**PROBLEM DESCRIPTION**
Among the entries, find the lines with the string "Discipline" and copy them.

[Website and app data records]
■ ■ ■ ■

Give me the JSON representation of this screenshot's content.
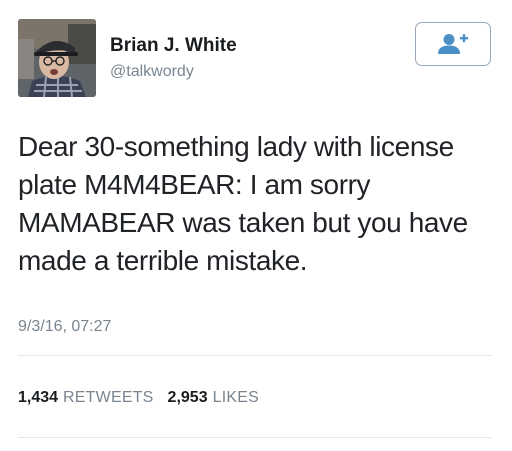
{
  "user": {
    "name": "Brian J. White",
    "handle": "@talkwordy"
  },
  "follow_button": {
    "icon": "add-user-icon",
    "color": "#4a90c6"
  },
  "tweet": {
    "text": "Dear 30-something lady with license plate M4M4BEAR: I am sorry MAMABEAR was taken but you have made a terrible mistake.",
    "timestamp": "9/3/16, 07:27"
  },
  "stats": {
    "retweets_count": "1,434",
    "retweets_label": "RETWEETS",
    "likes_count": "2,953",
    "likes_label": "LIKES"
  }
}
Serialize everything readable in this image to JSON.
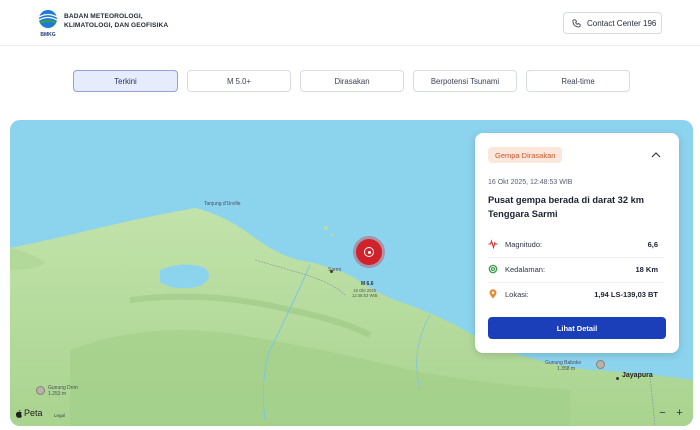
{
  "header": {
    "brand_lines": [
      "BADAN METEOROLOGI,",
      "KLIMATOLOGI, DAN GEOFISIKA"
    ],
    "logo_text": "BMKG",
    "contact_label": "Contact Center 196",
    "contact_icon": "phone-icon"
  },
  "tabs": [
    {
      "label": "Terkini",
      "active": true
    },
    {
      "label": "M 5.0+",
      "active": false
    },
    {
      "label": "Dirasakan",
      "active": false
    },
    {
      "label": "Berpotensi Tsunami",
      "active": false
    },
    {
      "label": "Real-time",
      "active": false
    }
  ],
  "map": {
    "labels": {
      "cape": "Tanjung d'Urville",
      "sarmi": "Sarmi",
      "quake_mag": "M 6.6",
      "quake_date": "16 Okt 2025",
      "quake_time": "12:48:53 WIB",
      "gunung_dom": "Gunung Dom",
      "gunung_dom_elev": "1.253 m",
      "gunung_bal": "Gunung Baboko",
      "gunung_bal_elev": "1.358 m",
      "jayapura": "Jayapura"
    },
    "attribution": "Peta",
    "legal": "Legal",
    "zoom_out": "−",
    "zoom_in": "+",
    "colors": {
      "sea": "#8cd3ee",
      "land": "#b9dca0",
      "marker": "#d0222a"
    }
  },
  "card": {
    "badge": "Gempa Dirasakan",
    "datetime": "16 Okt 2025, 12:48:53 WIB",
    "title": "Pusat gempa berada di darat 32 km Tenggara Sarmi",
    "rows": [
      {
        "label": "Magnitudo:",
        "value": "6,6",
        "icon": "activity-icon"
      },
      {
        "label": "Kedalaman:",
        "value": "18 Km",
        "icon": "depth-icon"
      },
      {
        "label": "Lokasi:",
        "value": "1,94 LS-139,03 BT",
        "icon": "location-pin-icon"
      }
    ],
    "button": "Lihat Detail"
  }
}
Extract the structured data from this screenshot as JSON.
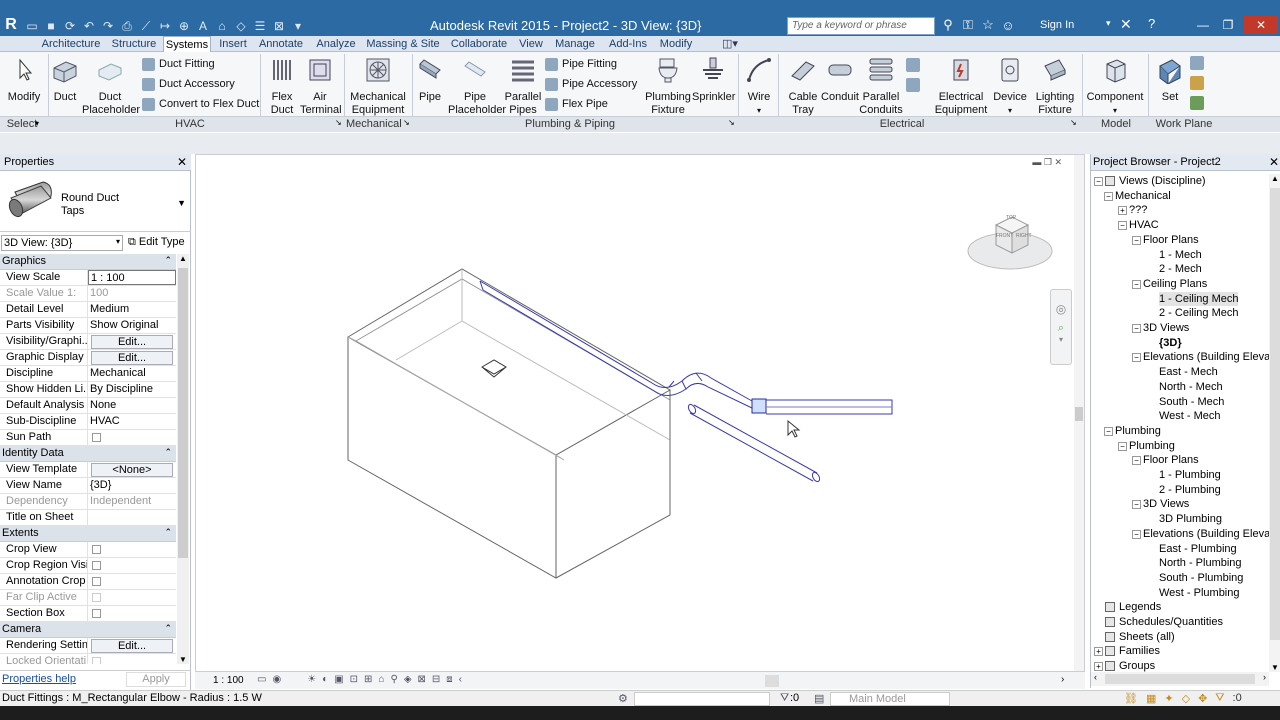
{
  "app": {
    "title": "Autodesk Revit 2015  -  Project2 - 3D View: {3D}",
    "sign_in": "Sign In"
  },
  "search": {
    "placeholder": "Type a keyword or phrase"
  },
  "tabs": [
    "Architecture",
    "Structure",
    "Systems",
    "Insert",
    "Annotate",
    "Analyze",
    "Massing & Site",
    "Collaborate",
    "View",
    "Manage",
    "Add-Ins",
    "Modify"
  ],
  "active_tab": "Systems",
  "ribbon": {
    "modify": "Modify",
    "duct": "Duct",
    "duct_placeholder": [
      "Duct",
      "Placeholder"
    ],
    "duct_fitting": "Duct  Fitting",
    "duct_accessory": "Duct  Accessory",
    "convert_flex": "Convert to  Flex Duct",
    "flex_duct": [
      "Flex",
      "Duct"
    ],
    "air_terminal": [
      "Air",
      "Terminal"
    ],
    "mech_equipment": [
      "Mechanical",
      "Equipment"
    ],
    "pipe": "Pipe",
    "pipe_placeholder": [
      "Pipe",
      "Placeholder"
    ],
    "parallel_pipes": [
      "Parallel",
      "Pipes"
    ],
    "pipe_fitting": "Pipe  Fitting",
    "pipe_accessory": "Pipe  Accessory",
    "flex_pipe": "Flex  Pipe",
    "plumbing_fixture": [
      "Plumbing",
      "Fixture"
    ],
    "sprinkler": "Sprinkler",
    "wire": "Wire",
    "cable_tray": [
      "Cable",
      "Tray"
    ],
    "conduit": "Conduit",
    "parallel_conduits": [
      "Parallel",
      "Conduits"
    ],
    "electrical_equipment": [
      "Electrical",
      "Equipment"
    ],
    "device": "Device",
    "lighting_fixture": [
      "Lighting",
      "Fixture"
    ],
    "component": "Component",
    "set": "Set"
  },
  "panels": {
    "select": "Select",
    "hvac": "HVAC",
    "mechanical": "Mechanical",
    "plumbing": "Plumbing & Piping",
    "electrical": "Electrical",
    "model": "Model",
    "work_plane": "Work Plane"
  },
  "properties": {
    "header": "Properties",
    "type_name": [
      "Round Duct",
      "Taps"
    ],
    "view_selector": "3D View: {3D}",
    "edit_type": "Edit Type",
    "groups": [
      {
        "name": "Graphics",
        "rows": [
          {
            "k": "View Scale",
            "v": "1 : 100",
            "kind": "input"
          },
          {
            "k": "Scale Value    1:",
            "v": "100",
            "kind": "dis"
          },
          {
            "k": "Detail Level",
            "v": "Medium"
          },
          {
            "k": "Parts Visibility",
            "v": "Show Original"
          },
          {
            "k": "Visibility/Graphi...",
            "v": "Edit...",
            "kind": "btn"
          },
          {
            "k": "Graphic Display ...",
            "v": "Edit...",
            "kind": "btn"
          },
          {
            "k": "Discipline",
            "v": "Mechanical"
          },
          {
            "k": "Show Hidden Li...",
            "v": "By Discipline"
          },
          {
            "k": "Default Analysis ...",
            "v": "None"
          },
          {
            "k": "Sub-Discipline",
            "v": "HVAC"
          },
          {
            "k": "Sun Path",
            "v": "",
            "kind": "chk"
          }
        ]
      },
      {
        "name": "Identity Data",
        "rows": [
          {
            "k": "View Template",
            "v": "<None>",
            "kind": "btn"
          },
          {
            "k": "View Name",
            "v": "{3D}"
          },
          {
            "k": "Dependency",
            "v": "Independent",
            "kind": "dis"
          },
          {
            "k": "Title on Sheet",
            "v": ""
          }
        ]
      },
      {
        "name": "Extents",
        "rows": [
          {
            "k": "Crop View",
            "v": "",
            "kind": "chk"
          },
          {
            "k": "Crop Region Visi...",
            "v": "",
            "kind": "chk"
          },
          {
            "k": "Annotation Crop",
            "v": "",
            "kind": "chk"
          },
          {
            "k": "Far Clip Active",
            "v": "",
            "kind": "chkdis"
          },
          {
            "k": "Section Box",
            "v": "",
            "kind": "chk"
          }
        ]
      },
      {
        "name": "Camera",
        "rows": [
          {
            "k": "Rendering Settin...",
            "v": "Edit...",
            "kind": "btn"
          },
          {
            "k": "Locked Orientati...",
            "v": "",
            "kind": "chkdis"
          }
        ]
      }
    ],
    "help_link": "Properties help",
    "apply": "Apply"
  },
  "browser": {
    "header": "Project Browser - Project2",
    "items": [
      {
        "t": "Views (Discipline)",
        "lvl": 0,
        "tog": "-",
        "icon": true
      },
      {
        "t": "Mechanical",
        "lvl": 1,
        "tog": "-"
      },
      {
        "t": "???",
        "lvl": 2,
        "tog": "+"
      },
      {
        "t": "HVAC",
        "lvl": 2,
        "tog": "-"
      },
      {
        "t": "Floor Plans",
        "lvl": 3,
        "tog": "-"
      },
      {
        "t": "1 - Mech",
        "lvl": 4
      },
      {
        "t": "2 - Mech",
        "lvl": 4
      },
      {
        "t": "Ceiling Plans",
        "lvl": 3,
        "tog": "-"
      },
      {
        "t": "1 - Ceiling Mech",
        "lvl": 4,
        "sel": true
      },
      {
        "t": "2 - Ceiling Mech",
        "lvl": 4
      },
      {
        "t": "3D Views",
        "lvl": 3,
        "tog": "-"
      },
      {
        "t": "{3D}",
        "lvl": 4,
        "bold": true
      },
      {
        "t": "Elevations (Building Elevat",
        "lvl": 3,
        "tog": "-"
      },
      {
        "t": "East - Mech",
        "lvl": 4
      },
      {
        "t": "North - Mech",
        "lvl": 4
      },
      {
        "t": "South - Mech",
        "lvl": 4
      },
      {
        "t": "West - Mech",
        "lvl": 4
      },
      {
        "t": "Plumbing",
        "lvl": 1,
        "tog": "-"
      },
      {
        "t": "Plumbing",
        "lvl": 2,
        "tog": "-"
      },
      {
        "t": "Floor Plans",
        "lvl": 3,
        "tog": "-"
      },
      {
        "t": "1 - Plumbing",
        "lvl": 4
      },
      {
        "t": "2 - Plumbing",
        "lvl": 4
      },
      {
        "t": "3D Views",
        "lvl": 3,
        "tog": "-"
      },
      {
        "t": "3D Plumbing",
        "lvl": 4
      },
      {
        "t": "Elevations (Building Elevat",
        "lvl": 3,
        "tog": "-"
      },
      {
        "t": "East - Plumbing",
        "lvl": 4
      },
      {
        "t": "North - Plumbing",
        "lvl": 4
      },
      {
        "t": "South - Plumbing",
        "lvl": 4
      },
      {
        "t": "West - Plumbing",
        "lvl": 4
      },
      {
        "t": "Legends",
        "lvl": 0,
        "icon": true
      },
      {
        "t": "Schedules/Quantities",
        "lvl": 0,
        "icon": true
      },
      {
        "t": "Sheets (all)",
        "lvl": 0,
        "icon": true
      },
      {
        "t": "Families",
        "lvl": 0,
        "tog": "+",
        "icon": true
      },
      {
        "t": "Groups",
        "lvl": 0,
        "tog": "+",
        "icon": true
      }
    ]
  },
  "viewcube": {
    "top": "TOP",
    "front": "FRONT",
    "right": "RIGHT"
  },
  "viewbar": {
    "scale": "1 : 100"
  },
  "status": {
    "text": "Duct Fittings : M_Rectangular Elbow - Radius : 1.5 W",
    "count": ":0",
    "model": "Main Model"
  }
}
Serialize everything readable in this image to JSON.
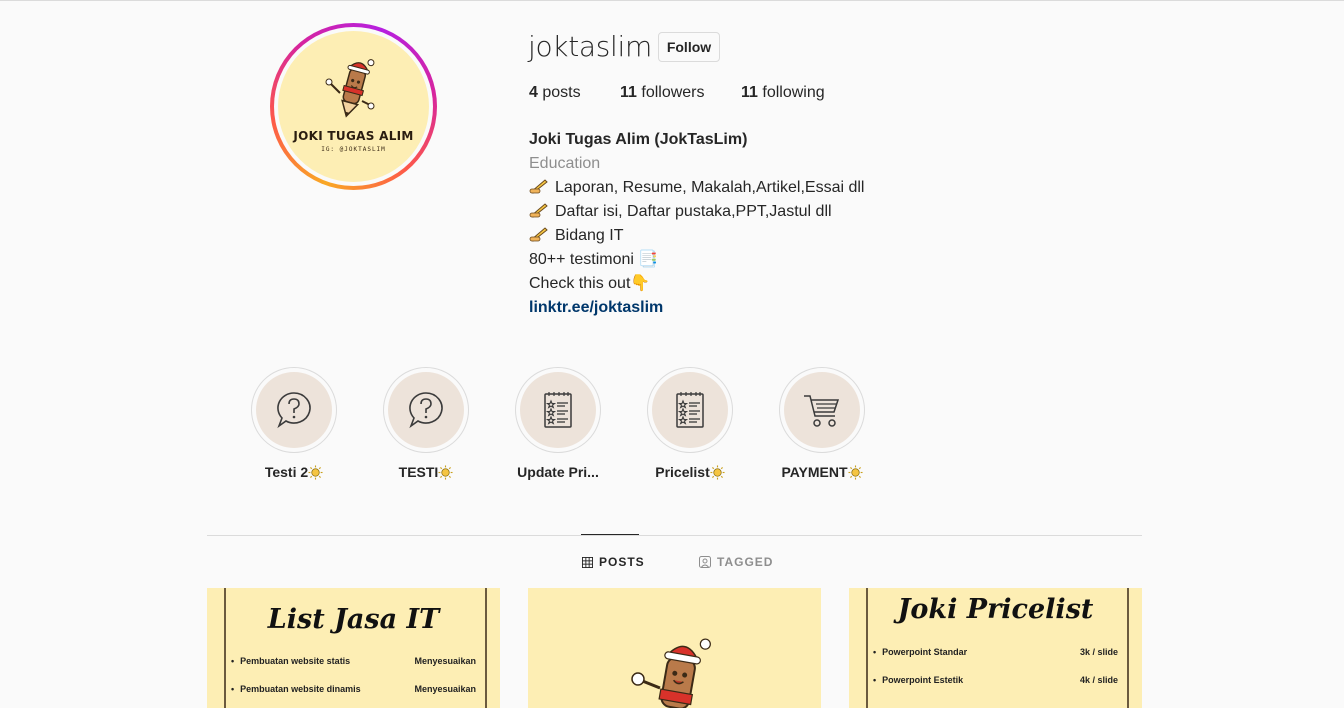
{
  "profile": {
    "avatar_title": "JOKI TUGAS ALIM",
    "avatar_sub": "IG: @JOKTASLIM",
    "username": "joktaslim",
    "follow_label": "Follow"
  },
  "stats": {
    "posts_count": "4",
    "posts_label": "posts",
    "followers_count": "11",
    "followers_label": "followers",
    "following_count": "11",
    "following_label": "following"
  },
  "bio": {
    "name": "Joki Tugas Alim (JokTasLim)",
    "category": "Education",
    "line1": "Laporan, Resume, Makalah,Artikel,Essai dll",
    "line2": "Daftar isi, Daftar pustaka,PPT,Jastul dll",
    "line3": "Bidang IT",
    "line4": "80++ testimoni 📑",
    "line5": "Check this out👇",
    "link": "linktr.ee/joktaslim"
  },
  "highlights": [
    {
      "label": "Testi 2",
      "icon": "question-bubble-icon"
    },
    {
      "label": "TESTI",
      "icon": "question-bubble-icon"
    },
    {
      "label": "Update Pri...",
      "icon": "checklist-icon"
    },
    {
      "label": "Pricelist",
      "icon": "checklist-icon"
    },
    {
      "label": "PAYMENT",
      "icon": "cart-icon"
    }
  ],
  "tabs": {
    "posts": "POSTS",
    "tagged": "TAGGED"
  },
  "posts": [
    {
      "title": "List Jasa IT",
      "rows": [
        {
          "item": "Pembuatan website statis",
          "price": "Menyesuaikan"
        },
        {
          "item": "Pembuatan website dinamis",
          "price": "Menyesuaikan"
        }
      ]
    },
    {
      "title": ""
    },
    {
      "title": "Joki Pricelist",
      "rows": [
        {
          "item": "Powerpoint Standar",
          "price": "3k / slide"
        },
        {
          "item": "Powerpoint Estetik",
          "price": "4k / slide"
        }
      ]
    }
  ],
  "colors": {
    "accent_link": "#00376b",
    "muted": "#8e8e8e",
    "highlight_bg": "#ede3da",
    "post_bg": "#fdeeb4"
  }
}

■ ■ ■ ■

**TASK ANSWER**
            "k": "Discipline",
            "v": "By Discipline"
            "k": "Sub-Discipline",
        "t": "Views (Discipline)",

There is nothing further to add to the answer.